┌──

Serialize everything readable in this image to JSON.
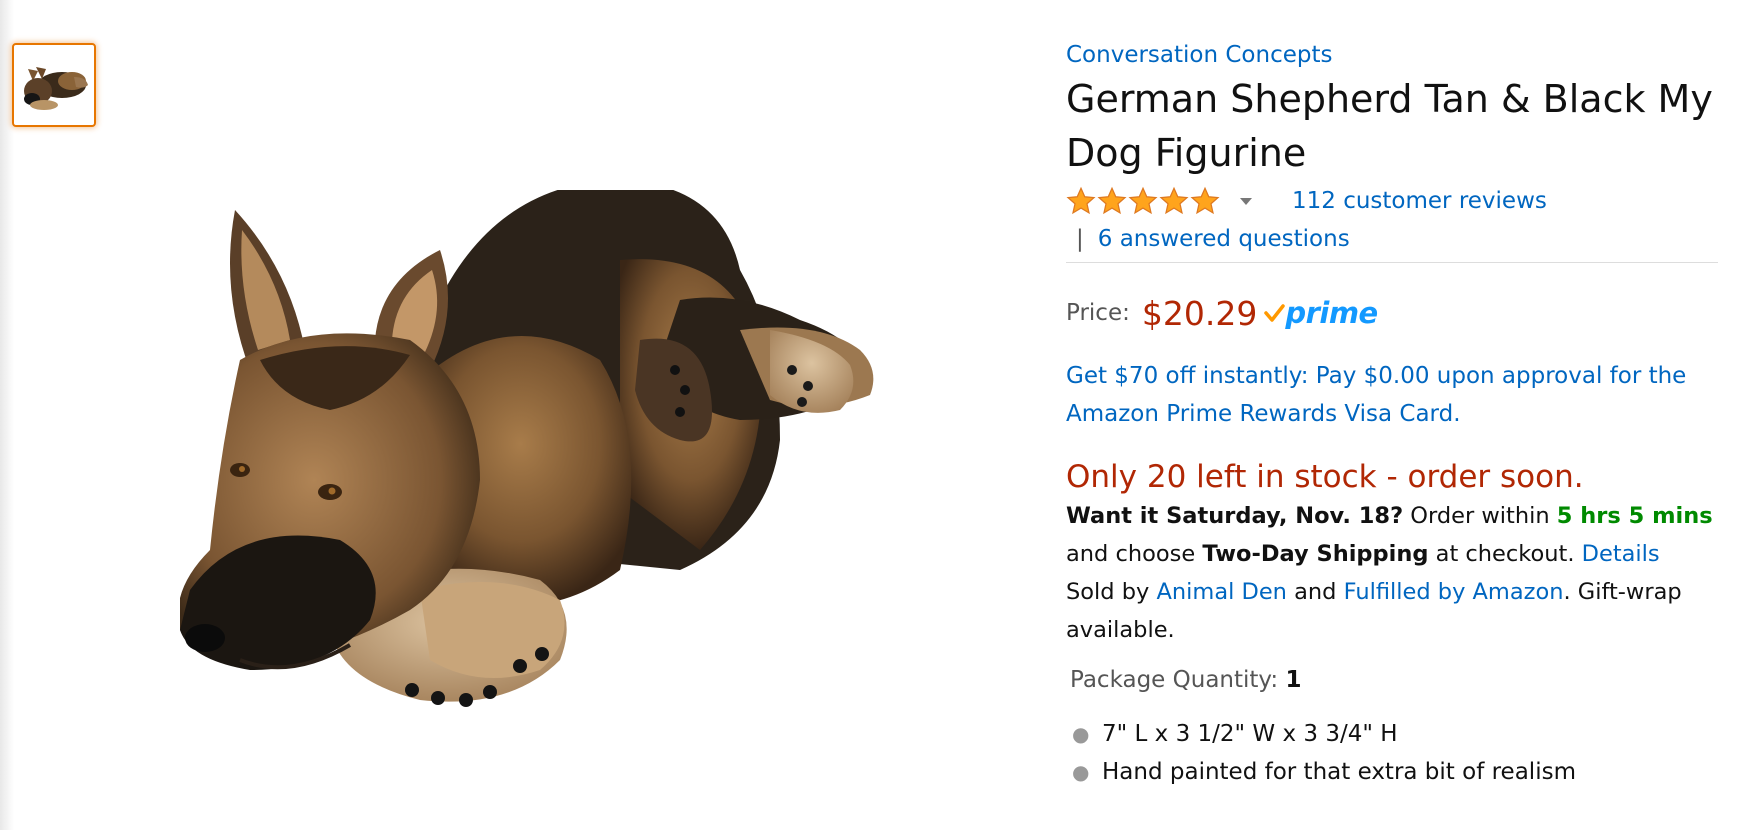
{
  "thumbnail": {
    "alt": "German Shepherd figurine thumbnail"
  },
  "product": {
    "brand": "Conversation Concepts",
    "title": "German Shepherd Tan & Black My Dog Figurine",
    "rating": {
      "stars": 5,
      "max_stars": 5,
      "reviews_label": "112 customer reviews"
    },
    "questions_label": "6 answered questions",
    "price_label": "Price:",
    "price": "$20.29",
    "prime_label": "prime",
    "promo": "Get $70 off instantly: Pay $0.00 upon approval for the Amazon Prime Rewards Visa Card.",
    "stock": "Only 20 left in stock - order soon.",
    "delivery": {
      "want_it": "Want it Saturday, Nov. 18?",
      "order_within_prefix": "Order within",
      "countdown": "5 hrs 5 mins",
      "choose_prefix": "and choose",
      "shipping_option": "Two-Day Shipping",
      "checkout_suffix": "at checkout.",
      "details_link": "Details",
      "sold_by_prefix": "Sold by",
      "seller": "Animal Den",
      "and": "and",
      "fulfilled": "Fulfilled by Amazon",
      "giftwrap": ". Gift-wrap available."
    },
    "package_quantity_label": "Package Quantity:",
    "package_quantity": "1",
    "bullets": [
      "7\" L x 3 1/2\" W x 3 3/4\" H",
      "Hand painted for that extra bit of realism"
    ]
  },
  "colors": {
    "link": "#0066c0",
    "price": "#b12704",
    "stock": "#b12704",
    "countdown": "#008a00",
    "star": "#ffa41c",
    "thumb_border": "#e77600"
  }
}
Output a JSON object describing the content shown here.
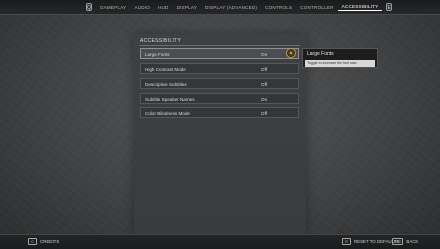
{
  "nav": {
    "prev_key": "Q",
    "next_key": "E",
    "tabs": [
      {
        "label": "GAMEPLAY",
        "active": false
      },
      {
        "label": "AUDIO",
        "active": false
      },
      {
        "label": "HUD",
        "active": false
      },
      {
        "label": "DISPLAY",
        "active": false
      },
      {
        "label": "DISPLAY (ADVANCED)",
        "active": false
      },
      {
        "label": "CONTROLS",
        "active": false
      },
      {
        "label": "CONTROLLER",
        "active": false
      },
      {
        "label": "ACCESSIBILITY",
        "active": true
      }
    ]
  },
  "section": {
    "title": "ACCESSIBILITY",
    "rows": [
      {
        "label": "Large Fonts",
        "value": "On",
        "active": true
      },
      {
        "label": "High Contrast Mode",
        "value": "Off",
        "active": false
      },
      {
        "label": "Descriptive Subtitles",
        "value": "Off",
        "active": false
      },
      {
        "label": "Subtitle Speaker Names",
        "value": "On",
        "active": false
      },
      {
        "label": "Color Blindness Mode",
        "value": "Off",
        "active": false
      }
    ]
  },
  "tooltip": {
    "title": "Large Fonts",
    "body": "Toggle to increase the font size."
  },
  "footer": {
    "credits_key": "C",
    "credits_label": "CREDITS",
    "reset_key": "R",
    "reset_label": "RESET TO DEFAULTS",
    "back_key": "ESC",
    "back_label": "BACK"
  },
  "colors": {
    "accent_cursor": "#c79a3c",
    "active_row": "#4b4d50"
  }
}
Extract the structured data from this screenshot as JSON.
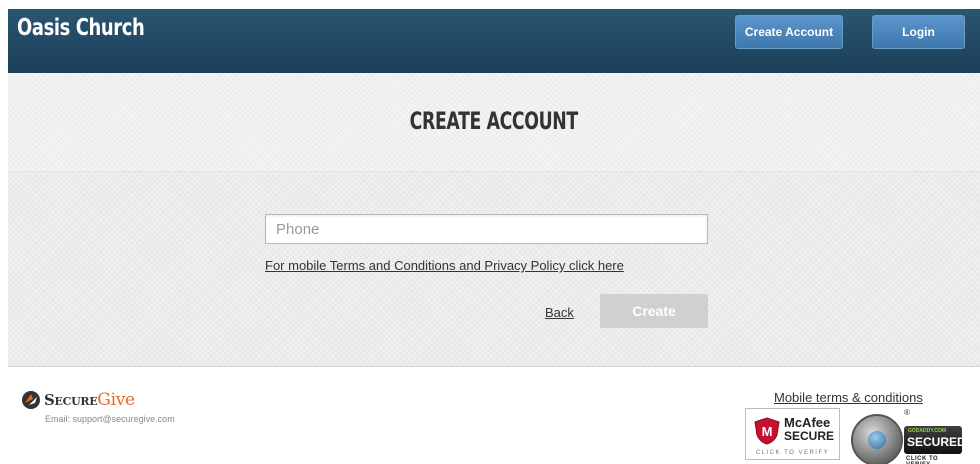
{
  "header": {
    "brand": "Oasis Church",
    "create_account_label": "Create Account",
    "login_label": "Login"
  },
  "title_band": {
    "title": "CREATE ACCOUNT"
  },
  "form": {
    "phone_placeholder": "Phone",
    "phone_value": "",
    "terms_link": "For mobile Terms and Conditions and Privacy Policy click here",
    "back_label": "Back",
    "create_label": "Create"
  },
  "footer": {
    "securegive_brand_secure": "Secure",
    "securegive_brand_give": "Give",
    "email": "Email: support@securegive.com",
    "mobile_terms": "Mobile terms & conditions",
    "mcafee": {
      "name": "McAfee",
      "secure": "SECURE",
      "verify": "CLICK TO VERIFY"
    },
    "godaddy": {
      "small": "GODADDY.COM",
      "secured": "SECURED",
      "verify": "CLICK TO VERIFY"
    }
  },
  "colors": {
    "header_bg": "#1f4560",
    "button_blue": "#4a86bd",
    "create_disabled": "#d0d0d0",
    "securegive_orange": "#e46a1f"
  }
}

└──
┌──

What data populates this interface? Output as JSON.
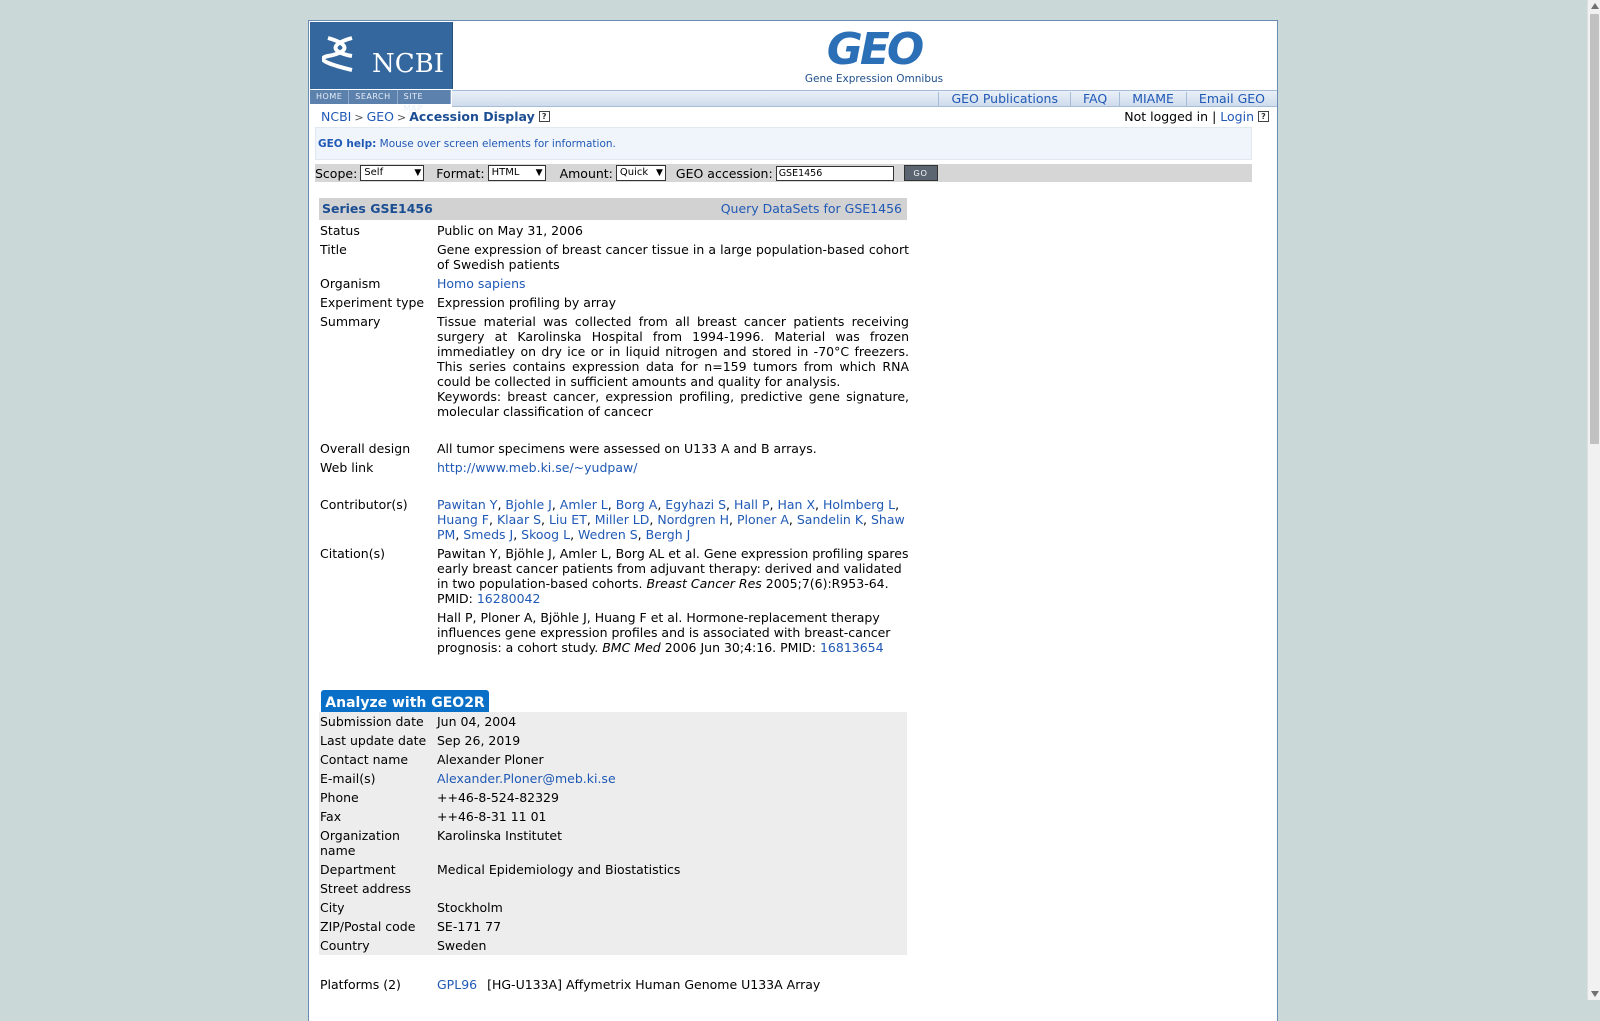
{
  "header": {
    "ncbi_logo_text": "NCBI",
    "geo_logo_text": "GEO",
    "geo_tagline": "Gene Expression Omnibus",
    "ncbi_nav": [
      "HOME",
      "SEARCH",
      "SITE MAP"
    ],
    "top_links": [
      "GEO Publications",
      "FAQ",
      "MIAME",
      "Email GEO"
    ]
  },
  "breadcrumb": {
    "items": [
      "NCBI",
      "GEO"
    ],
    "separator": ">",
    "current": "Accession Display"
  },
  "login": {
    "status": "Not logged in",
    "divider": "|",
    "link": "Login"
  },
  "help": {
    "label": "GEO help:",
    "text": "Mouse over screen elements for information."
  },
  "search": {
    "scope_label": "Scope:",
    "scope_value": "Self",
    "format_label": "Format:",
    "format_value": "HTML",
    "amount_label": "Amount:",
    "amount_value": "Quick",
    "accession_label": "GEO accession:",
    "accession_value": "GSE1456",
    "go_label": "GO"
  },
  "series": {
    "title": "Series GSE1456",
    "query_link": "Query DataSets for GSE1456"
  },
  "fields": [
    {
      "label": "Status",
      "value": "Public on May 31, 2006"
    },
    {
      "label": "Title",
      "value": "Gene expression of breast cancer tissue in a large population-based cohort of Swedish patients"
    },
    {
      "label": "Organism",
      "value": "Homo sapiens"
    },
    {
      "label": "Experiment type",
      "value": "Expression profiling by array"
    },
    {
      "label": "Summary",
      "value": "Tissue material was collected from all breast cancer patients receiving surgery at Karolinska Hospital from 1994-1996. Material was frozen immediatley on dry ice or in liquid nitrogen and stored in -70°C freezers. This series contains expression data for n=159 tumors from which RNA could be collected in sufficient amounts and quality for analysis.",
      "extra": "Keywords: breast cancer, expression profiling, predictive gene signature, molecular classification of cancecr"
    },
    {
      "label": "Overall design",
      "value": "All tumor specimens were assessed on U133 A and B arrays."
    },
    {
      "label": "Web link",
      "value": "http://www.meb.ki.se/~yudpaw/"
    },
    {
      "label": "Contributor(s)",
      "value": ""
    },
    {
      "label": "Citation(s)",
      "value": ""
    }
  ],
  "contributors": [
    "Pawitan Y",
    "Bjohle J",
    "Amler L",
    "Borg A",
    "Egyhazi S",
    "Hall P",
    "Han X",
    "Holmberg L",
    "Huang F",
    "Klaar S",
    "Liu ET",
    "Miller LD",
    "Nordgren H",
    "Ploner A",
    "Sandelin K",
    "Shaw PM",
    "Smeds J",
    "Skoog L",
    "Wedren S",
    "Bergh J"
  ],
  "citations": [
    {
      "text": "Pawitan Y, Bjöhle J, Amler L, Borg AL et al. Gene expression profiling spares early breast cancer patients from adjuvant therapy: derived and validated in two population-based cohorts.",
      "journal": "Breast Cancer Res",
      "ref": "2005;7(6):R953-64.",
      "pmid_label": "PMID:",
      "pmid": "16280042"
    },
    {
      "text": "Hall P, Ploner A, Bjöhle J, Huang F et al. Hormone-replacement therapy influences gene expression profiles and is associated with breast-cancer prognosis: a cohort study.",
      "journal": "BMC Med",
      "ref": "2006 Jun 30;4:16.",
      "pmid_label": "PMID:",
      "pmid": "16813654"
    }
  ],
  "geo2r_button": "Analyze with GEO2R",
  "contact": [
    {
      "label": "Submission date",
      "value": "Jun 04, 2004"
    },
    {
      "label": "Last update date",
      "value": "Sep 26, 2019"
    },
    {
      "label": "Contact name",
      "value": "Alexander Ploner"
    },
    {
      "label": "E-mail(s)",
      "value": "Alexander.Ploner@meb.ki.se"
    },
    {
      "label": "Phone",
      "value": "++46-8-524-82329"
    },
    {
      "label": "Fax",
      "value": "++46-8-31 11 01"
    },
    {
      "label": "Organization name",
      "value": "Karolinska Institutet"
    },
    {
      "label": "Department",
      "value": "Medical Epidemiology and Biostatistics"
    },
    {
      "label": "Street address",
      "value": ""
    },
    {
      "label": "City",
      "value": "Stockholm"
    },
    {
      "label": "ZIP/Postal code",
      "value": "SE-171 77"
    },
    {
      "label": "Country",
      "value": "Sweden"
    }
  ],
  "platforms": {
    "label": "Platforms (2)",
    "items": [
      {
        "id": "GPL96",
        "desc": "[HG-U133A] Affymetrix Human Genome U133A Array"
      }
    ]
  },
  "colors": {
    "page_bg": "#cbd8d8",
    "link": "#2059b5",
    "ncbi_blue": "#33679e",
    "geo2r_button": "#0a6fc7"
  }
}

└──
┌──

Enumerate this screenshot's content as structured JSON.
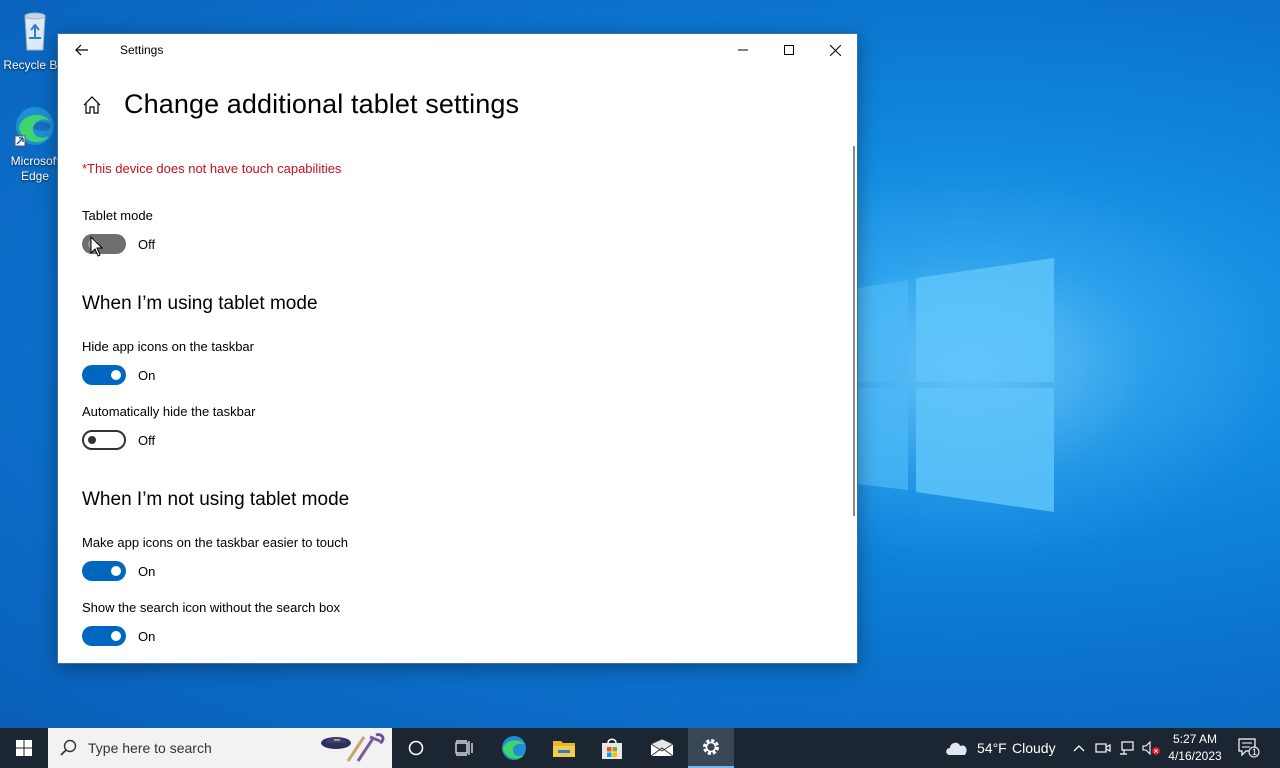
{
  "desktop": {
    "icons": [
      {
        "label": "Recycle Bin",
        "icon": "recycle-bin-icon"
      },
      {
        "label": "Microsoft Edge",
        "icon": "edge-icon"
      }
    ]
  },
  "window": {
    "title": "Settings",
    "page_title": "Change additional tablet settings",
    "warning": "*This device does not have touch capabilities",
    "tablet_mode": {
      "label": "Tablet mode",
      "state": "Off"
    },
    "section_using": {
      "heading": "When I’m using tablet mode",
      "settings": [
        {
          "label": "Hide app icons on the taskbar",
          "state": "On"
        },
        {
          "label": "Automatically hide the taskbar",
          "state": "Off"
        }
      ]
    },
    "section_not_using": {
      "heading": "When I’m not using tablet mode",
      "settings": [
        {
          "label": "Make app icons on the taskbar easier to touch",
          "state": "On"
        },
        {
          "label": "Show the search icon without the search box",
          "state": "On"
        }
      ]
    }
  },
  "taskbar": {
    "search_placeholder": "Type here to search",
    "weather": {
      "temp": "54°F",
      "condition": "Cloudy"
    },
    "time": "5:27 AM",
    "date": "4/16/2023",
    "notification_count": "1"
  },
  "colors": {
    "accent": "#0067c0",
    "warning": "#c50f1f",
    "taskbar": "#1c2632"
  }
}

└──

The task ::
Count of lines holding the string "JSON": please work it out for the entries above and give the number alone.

Your solution ::
5